[Excerpts from a dataset]
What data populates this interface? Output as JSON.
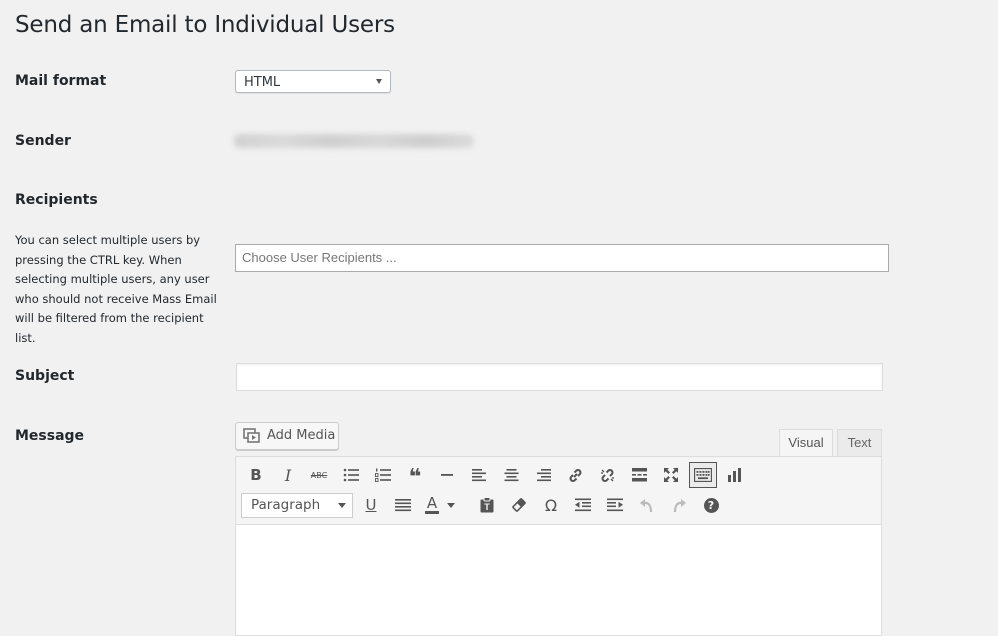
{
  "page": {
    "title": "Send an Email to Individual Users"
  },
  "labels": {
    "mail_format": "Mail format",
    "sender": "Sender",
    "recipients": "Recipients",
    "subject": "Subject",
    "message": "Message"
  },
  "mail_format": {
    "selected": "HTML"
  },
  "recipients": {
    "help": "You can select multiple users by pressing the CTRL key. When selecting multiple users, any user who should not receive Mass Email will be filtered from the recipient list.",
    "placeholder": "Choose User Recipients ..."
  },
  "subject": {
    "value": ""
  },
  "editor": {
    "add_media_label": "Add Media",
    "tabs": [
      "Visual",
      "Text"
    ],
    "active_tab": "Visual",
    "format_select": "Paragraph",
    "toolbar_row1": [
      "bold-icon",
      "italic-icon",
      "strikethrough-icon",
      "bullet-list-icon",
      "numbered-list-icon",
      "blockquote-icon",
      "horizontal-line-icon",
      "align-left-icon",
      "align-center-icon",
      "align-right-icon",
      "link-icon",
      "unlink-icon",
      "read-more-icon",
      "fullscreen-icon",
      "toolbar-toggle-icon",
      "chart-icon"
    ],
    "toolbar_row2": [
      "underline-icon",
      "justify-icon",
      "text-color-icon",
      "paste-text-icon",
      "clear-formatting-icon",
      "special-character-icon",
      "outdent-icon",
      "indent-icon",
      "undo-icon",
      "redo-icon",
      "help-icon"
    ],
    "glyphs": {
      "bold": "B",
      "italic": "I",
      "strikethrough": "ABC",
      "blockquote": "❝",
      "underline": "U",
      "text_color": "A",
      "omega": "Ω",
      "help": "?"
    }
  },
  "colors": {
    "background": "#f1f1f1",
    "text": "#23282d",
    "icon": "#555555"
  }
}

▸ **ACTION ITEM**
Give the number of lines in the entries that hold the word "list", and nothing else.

▸ **ANSWER BELOW**
3